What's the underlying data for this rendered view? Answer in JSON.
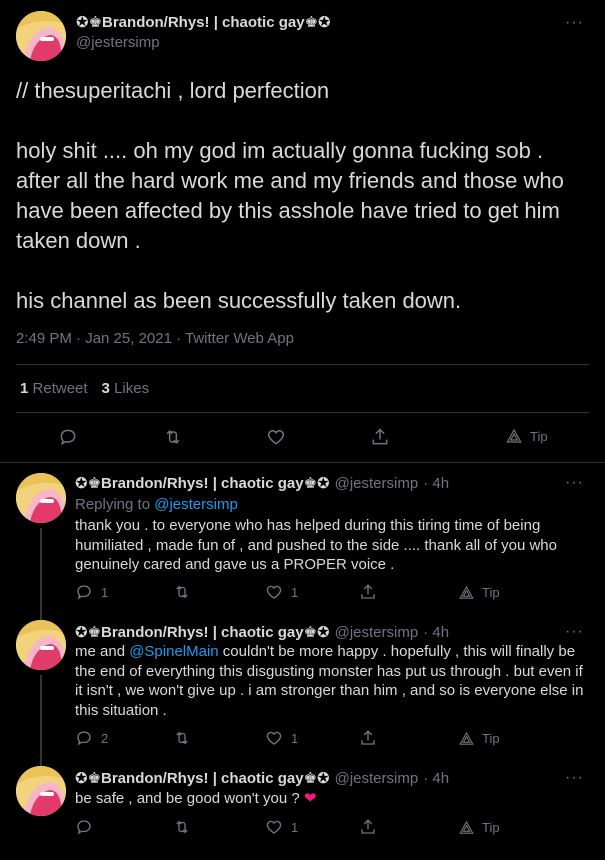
{
  "main_tweet": {
    "display_name": "✪♚Brandon/Rhys! | chaotic gay♚✪",
    "handle": "@jestersimp",
    "text": "// thesuperitachi , lord perfection\n\nholy shit .... oh my god im actually gonna fucking sob . after all the hard work me and my friends and those who have been affected by this asshole have tried to get him taken down .\n\nhis channel as been successfully taken down.",
    "time": "2:49 PM · Jan 25, 2021 · Twitter Web App",
    "retweets_count": "1",
    "retweets_label": "Retweet",
    "likes_count": "3",
    "likes_label": "Likes",
    "tip_label": "Tip"
  },
  "replies": [
    {
      "display_name": "✪♚Brandon/Rhys! | chaotic gay♚✪",
      "handle": "@jestersimp",
      "time": "· 4h",
      "replying_prefix": "Replying to",
      "replying_to": "@jestersimp",
      "text": "thank you . to everyone who has helped during this tiring time of being humiliated , made fun of , and pushed to the side .... thank all of you who genuinely cared and gave us a PROPER voice .",
      "reply_count": "1",
      "retweet_count": "",
      "like_count": "1",
      "tip_label": "Tip"
    },
    {
      "display_name": "✪♚Brandon/Rhys! | chaotic gay♚✪",
      "handle": "@jestersimp",
      "time": "· 4h",
      "text_before": "me and ",
      "mention": "@SpinelMain",
      "text_after": " couldn't be more happy . hopefully , this will finally be the end of everything this disgusting monster has put us through . but even if it isn't , we won't give up . i am stronger than him , and so is everyone else in this situation .",
      "reply_count": "2",
      "retweet_count": "",
      "like_count": "1",
      "tip_label": "Tip"
    },
    {
      "display_name": "✪♚Brandon/Rhys! | chaotic gay♚✪",
      "handle": "@jestersimp",
      "time": "· 4h",
      "text": "be safe , and be good won't you ?",
      "emoji": "❤",
      "reply_count": "",
      "retweet_count": "",
      "like_count": "1",
      "tip_label": "Tip"
    }
  ],
  "colors": {
    "background": "#000000",
    "text": "#d9d9d9",
    "secondary": "#6e767d",
    "link": "#1d9bf0",
    "border": "#2f3336",
    "heart": "#f91880"
  },
  "icons": [
    "more-icon",
    "reply-icon",
    "retweet-icon",
    "like-icon",
    "share-icon",
    "tip-icon"
  ]
}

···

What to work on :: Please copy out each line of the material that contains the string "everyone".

Output of the exercise ::
      "text": "thank you . to everyone who has helped during this tiring time of being humiliated , made fun of , and pushed to the side .... thank all of you who genuinely cared and gave us a PROPER voice .",
      "text_after": " couldn't be more happy . hopefully , this will finally be the end of everything this disgusting monster has put us through . but even if it isn't , we won't give up . i am stronger than him , and so is everyone else in this situation .",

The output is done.